Ben Eguzozie, in Port Harcourt
Kemebradikumo Daniel Pondei, a professor of medical microbiology and the new acting managing director of the Niger Delta Development Commission (NDDC), has promised to steer a radical direction in his headship of the Federal Government quango that has been at the centre of financial infractions since its establishment some 20 years ago.
Like past chief executives of the commission, who promised to make changes, Pondei says his management style would “enhance service delivery.”
He made the promise during a meeting with management and staff of the NDDC, shortly after assuming office at the commission’s headquarters in Port Harcourt, Rivers State.
A day earlier, Godswill Akpabio, the minister of Niger Delta Affairs, had inaugurated the enlarged interim management committee (IMC) of the NDDC, as approved by President Muhammadu Buhari.
Since President Buhari’s dissolution of its governing board and management team, and calling for a forensic audit of the commission, about three months ago, the NDDC, with a notorious record of graft, has had three or more interim management committees; with virtually none of the IMCs able to conclude a full audit.
In the meeting with Pondei, were the acting executive director, finance and administration, Ibanga Bassey Etang; the acting executive director projects, Cairo Ojougboh; Caroline Nagbo and Cecilia Bukola Akintomide, who constitute the five-member committee.
The new NDDC chief executive officer harped on the need to change a number of things at the commission, noting: “We need to have quality assurance because we must have measurable performance indicators in every unit and department.”
He said: “By my training, I am a problem solver, and I pray that members of the IMC will work together to solve problems.

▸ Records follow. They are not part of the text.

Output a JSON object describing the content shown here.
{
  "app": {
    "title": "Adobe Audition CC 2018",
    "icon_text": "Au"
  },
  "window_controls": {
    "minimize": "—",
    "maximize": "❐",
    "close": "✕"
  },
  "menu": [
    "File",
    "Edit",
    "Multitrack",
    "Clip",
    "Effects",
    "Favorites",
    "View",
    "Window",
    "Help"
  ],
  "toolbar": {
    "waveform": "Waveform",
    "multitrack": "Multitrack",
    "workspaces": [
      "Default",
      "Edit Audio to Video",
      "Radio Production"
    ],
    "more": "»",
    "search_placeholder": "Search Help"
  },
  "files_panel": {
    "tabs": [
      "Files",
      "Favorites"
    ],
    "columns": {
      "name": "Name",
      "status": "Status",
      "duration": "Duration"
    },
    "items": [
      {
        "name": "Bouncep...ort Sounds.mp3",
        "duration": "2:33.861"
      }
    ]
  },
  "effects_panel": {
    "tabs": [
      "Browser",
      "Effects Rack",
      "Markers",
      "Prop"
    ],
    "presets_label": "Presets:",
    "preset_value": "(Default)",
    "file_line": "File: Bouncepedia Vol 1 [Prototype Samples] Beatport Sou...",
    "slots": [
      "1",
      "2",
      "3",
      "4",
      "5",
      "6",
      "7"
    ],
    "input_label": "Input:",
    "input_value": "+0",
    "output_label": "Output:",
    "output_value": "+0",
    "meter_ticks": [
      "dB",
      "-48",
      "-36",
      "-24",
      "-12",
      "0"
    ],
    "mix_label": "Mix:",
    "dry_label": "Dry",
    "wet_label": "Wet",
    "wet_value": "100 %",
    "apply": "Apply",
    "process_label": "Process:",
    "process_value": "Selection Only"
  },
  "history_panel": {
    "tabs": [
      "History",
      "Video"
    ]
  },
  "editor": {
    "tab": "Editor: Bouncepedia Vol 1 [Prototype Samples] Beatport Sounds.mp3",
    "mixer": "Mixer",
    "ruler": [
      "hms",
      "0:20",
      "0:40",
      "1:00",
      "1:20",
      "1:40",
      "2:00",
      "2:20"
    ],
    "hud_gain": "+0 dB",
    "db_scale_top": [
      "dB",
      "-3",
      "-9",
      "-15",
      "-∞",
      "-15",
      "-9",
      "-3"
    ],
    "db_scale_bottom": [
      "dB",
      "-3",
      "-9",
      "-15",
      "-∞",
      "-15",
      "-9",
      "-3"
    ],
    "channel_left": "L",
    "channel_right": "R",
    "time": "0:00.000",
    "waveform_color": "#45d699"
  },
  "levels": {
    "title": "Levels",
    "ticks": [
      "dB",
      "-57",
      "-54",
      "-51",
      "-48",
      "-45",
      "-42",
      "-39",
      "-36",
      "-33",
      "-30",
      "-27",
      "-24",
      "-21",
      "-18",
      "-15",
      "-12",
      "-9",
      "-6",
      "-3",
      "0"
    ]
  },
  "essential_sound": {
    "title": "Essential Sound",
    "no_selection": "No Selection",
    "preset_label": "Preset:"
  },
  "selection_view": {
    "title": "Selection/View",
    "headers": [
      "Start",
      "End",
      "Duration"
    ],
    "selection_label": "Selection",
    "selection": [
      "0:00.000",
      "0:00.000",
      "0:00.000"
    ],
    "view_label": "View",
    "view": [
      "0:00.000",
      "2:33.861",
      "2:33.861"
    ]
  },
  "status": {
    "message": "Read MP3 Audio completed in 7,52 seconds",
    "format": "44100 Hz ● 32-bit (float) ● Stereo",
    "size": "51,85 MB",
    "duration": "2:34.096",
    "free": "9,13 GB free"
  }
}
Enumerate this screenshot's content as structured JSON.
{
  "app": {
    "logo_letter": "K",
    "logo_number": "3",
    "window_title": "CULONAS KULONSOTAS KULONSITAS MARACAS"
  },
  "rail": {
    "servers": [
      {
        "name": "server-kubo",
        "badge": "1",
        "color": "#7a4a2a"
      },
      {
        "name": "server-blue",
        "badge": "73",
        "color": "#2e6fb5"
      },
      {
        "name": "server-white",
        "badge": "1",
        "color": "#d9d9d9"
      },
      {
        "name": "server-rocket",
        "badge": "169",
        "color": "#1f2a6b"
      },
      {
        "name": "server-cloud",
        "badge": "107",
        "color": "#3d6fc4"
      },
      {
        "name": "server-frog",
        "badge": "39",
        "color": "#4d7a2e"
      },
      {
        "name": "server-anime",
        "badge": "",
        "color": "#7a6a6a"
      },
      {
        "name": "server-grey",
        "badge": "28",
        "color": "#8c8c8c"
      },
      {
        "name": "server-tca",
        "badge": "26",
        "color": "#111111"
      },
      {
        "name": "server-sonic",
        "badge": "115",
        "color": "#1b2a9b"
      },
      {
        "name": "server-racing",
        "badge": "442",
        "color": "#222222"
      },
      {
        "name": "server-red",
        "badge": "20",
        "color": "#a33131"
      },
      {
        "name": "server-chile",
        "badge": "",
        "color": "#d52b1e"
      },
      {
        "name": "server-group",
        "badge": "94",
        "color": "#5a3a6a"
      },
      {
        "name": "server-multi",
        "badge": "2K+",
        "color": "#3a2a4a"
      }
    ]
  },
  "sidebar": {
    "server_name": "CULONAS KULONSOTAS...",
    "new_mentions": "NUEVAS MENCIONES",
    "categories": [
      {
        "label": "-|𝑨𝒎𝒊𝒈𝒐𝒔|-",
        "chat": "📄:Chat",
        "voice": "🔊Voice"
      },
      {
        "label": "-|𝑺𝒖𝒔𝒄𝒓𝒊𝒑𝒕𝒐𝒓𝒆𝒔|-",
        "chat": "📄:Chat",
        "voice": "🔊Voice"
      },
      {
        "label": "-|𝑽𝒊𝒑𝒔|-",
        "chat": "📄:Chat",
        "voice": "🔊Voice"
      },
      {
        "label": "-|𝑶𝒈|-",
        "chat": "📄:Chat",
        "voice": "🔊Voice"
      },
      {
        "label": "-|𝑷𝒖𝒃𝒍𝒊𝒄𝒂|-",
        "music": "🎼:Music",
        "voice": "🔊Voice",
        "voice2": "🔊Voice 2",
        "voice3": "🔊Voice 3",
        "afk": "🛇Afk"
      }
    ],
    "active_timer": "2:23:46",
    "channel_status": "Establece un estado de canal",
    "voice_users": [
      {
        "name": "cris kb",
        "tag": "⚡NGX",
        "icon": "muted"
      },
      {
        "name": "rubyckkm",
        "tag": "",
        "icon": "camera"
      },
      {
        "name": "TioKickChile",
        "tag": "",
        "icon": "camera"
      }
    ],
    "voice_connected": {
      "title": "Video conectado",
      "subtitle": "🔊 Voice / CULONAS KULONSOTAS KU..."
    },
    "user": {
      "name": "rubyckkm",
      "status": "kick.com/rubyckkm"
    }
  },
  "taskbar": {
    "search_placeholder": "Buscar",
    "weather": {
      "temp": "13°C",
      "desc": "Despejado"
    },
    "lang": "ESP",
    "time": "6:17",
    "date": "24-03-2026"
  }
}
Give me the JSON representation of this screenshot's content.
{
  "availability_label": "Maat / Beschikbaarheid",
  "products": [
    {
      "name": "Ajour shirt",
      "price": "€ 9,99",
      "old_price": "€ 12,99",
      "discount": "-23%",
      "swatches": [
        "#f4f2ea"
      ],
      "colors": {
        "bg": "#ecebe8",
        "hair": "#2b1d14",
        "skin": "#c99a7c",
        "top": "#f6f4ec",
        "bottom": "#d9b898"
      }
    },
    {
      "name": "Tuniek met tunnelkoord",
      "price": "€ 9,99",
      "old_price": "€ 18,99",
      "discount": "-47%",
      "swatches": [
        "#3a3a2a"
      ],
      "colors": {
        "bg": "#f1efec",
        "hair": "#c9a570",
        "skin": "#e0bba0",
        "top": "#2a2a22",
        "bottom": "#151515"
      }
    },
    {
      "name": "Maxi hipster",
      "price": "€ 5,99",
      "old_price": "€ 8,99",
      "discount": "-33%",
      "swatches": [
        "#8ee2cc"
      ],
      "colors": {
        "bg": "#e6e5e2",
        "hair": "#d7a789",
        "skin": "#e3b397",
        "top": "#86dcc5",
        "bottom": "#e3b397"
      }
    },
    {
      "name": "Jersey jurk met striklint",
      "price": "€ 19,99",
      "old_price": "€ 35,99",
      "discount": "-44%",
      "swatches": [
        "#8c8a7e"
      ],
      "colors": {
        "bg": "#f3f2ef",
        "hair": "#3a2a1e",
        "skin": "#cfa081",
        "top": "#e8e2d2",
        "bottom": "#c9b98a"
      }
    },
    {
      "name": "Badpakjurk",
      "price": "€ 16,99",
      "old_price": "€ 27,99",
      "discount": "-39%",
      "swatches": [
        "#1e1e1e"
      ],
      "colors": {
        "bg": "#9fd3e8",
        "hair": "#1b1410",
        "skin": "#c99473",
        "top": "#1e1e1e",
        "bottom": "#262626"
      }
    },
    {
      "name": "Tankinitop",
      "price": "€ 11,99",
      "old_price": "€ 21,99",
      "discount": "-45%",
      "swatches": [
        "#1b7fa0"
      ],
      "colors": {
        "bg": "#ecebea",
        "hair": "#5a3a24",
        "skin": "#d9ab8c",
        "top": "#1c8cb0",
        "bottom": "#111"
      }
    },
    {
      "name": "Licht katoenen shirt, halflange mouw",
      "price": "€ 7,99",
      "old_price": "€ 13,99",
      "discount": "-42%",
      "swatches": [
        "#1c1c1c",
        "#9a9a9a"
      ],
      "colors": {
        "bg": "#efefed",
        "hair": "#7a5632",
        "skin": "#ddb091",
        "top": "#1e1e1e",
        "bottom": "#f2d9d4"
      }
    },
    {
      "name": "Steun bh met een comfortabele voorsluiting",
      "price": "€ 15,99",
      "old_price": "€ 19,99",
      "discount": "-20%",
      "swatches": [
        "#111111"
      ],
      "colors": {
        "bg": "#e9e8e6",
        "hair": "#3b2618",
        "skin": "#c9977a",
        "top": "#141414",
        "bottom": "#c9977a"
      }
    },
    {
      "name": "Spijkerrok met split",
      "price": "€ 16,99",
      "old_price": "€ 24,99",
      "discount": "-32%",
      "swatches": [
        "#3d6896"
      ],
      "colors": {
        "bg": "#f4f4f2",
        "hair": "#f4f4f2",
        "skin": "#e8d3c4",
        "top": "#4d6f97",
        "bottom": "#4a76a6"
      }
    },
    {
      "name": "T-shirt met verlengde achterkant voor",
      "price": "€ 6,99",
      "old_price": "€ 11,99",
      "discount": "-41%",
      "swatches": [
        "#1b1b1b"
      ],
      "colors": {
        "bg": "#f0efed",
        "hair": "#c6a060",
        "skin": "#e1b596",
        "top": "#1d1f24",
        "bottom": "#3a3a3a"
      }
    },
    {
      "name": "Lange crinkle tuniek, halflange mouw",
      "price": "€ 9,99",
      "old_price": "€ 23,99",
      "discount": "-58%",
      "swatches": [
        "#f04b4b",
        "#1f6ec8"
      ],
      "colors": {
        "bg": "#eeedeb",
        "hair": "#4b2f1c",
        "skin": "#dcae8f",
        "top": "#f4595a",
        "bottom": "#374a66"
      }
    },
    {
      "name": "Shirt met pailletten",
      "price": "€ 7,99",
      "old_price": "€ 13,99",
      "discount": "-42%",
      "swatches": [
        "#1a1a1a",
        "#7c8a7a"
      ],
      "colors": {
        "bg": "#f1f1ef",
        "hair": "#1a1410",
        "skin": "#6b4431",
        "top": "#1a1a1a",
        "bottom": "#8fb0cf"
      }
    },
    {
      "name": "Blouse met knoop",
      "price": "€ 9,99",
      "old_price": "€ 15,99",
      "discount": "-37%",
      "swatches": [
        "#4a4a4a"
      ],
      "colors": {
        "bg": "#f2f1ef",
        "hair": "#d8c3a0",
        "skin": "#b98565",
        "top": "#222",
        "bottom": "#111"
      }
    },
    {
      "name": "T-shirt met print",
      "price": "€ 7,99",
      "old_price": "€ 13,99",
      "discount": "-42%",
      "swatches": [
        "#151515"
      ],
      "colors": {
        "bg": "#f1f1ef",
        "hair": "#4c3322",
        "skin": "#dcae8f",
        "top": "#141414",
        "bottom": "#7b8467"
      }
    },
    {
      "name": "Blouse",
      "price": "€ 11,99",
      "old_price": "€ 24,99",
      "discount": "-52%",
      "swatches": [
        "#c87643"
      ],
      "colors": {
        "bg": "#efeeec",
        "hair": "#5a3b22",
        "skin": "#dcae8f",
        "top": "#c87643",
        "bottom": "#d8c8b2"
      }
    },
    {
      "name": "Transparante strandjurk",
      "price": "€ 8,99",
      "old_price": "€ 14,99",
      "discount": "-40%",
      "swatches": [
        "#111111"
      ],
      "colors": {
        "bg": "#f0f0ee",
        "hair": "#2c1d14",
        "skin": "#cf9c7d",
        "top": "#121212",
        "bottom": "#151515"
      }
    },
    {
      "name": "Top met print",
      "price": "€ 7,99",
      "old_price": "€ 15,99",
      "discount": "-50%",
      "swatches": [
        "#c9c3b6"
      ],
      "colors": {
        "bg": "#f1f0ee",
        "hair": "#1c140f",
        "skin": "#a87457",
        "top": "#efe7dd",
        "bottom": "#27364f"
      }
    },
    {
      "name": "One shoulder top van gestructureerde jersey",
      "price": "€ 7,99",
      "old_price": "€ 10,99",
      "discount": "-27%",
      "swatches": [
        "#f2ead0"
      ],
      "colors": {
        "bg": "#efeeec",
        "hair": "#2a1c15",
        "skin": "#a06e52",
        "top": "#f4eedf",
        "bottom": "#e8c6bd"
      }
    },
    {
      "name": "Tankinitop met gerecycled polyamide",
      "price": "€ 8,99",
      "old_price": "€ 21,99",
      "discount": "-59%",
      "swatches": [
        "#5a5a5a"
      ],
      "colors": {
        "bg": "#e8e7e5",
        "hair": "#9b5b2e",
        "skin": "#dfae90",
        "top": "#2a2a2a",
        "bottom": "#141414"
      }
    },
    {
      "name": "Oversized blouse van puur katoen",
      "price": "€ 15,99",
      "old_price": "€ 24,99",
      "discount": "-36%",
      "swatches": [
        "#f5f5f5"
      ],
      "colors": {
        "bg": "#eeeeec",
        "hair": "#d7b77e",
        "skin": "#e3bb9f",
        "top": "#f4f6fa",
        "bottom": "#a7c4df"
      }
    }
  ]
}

The NDDC has existed for about 20 years, rising from the ashes of the Oil Mineral Producing Areas Development Commission, OMPADEC.
“A 20-year-old child that still needs to take breast milk is in trouble. By extension, the NDDC is in trouble. Luckily, President Buhari feels for the Niger Delta. This feeling is also shared by the Minister of Niger Delta Affairs. Their concerns led to the decision to try to adopt new methods in tackling the problems of the Niger Delta. They decided that since we have done the same thing, using the same method over and over again and getting the same result, it was time to try something different,” he further said.
Pondei said that members of the new NDDC committee had resolved to work together as an indivisible team.
He, however, remarked that the IMC needed to also work in harmony with the NDDC management and staff.
The acting managing director said that feelers from members of the public show that NDDC staff were seen as contributing to the problems of the region.
“I am not here for a blame game. I would rather that we do a soul-search. Majority of us are from the Niger Delta, and I am sure they are not happy with the poor state of affairs in the region,” he said.
According to him, the Niger Delta was not supposed to be the way it is, adding that the region should not be at the same level with other parts of the country. “We are supposed to be different, considering what we contribute to the economy of this country,” he stressed.
Pondei charged that the commission’s management “must come up with ways of improving on our service delivery. We need to drive this seriously. We must pay serious attention to efficiency and quality. Every department will need to come up with new work plans and we need to have measurable indices in those work plans.
“There must be a way of showing what the NDDC has been able to achieve over time. We need to do things that are totally different from what obtains now.”
The acting executive director, Finance and Administration, Bassey Etang, thanked the directors and staff of the NDDC for cooperating with members of the IMC.
He noted that the staff did not disappoint the executive directors, and would most likely extend the same cooperation to the enlarged IMC. He assured the new NDDC boss of maximum cooperation, stating that it was important to ensure that the IMC succeeded because “when we succeed, Niger Delta will be the better for it.”
The acting executive director, Projects, Ojougboh, observed that the success of the IMC was predicated on the improvement of infrastructure and lives of the people of the Niger Delta. “NDDC may not have done enough, but it has impacted lives of the people of the region.”
The new NDDC helmsan, with specialty in virology, was the provost of the College of Health Sciences, Niger Delta University, until his new appointment.
He attended the Federal Government College, Port Harcourt, before proceeding to the University of Lagos where he earned the Bachelor of Medicine, as well as the Bachelor of Surgery, MBBS. From the University of Lagos, he proceeded to the School of Molecular Medical Sciences, University of Nottingham for his PhD in Microbiology.